I couldn’t stand waiting for the Android 4.0 OTA update for my Nexus S any longer so I updated manually. It’s a fairly easy process and honestly, I can’t see what the delay is at this point. I get that the December roll-out was stopped because it was problematic. I get that. But still waiting for my phone to be updated “some time in March” just isn’t accurate enough for me.
So. If you want to manually update your Nexus S, first download it by getting it directly from google.
(Before you update, remember that you may need the correct Nexus S variant. This worked on Baseband version I9020XXKI1, so update at your own risk. However, the update will simply not work if your phone is not the correct variant. It simply will not follow through, without doing any harm. Make a backup just in case.)
Next, follow these steps to update your phone:
1) First I renamed the downloaded file VQ8PQk.zip to ICS.zip for the sake of clarity.
2) Copy ICS.zip to your memory card/internal storage. Then turn off your phone.
3) Power it on while holding the volume button up. This will bring you to the bootloader.
4) Navigate with the power button and select recovery by pressing the power button.<
5) At the warning page (triangle), hold the power button and press up volume.
6) Select apply update from /sdcard and choose ICS.zip (or whatever you called the file).
7) The update process will take 5-10 minutes. When it’s done (you’ll know when). Reboot the phone.
And that’s it!
First off, ICS is slick. They put a lot of thought into this redesign. The main thing I noticed is that a lot of redundant steps have been removed, so it takes less clicks to get where you want to go. Obviously, this means less time touching the screen and more time actually interacting with your phone (in a totally non-obsessive way of course).

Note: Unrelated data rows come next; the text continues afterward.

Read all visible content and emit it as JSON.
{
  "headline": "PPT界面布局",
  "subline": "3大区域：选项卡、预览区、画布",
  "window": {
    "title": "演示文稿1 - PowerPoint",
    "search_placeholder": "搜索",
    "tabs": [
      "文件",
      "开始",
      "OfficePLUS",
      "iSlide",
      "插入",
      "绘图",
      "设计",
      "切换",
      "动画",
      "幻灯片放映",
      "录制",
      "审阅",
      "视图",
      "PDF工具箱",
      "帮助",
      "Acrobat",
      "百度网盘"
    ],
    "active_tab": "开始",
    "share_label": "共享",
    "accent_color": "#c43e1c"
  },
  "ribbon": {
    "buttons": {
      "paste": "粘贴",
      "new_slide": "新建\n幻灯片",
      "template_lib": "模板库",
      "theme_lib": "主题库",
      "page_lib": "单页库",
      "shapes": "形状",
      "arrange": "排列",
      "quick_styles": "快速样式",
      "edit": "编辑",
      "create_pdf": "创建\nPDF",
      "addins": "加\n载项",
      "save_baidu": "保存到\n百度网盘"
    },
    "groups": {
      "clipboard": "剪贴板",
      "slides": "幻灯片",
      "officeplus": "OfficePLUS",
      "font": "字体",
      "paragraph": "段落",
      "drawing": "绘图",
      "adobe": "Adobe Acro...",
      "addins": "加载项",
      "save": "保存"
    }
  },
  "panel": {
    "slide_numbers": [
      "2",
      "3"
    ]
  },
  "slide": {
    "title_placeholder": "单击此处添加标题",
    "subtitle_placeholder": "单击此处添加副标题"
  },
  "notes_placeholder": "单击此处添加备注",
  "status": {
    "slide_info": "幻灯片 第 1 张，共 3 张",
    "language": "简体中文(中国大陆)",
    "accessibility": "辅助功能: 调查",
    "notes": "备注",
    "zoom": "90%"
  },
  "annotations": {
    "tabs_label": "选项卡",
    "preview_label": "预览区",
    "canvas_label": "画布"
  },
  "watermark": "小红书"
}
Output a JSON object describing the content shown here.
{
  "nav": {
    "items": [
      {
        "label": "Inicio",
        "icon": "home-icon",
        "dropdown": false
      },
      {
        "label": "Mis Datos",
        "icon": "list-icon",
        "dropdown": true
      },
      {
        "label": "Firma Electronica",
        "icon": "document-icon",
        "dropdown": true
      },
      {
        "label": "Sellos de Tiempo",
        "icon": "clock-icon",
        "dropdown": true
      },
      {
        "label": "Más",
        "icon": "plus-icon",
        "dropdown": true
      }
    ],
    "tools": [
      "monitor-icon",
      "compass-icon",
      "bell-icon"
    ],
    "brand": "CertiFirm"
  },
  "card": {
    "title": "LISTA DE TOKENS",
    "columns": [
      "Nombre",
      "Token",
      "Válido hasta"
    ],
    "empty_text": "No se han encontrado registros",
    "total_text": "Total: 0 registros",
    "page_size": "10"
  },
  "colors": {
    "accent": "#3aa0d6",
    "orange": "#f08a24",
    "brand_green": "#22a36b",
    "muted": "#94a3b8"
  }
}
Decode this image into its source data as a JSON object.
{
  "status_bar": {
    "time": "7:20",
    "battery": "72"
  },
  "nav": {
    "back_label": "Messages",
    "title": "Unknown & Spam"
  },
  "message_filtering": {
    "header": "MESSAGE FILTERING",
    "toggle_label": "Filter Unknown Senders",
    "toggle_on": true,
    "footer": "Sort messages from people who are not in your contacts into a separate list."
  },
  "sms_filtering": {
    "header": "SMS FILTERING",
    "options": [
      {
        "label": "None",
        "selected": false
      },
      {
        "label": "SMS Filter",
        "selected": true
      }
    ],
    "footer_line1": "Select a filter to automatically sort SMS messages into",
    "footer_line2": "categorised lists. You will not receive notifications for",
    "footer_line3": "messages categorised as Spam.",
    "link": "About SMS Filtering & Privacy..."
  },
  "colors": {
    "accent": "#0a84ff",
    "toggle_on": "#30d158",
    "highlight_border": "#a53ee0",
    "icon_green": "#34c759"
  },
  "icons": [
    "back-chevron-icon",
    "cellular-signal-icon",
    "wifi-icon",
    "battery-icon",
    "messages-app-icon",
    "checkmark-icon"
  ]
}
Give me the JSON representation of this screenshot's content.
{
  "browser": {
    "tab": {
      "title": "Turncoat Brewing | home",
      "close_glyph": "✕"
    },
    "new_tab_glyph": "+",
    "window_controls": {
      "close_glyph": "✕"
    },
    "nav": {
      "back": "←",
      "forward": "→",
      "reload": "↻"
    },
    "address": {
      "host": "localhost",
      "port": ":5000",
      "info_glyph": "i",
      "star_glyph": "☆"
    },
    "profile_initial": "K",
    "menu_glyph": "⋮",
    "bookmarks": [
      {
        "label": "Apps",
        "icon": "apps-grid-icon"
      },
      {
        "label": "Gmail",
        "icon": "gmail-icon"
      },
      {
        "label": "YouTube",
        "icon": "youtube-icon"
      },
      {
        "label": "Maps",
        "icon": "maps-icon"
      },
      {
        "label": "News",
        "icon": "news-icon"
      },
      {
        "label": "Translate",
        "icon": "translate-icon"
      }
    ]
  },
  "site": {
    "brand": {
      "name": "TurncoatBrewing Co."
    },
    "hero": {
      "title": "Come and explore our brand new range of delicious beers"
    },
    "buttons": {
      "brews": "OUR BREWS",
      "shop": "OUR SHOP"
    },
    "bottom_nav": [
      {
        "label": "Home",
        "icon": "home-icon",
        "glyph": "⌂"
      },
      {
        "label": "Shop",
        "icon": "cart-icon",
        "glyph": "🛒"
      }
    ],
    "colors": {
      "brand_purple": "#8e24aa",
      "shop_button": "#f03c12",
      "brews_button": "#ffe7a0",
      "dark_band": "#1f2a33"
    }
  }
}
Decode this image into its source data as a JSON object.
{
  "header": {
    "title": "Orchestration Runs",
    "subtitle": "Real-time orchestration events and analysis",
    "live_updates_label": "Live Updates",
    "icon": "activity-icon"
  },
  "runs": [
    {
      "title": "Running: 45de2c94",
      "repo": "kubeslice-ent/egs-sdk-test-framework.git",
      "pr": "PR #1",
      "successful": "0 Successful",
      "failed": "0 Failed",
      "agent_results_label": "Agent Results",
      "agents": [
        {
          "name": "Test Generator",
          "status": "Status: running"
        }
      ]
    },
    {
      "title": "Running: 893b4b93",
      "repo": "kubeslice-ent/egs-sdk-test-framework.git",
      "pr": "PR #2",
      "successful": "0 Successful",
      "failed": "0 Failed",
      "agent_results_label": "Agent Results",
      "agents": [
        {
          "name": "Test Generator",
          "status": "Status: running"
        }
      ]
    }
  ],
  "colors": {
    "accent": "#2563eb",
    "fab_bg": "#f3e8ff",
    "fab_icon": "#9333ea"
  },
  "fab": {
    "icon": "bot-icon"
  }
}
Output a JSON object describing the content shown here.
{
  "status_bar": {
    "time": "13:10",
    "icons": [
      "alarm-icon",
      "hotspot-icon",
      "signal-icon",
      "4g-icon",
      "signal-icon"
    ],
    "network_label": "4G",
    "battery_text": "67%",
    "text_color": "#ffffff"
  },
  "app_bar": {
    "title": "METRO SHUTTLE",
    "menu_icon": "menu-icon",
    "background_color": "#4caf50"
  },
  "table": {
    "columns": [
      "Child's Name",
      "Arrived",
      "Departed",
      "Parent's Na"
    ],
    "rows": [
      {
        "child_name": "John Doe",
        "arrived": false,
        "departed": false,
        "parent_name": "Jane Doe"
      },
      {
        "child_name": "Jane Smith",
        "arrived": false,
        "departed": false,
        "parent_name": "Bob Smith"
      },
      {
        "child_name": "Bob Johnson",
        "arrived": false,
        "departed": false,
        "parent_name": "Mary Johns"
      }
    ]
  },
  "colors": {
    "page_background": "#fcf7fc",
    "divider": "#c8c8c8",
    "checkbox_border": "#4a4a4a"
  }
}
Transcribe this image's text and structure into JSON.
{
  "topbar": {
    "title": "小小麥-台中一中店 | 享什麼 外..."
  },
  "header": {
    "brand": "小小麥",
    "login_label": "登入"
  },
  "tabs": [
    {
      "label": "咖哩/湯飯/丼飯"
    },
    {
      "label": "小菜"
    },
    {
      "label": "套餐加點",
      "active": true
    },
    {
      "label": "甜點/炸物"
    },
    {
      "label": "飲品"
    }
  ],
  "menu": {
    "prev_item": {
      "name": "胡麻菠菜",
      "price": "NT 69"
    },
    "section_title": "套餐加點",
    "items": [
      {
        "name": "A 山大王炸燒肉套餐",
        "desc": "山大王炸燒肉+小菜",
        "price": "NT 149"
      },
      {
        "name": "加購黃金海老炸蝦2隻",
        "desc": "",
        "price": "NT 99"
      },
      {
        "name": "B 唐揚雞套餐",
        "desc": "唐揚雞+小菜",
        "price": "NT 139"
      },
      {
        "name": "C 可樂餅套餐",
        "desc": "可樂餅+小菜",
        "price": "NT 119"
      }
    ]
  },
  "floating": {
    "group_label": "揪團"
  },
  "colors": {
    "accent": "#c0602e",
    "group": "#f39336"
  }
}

Battery life seems to have improved, but so far it seems that it mostly depends on which apps are more battery intensive. Overall, battery life is good, but not stellar and considering my phone is already over 8 months old, I don’t suspect that the battery is in its rime anymore.
With any new OS it’ll take you some time to get familiar with it, but it’s truly a much more intuitive interface. Like I said, it’s faster, more efficient and very snappy. Makes me very curious about the rumored summer release of Android 5.0 aka Jelly Bean, although I can’t see such a major version jump happening so fast. At least for the Nexus S.
Now for the bad thing
USB connectivity no longer works in the car!
This is a very bad thing unless you love local radio. What I used to do, was plug my Nexus S into the car’s (Nissan Sentra) usb jack, mount the device, and then listen to music through the car’s stereo. Bonus was that I could skip tracks by using the controls on the steering wheel. This was an awesome convenience which simply doesn’t work anymore.
I’m lying. It worked once and doesn’t work anymore. The device is recognized, but the car stereo’s software fails when trying to read the contents of the USB device (aka Nexus S). I thought maybe that the phone had remained mounted, so I rebooted the phone and yes, I even “rebooted” the car. No luck and I still have no idea what the problem is.
I’ll do some research and try to find a solution because no longer being able to use my phone as an automotive mp3 player is a major failure.
UPDATE: I figured out how to get USB connectivity to work in the car. It’s a timing issue, so you need to plug in your Nexus S into the car’s USB jack, an press Turn on USB storage. You basically need to do this a whle bunch of times until the timing is right. On the Sentra’s on screen display, it’s going to say “Reading media files” or something like that. If the timing is right, it’ll read them. If not, it’ll error out and fail. This is all more a flaw with how the two systems talk to each other and I don’t know if this post will actually help anyone. It’s really an interoperability failure.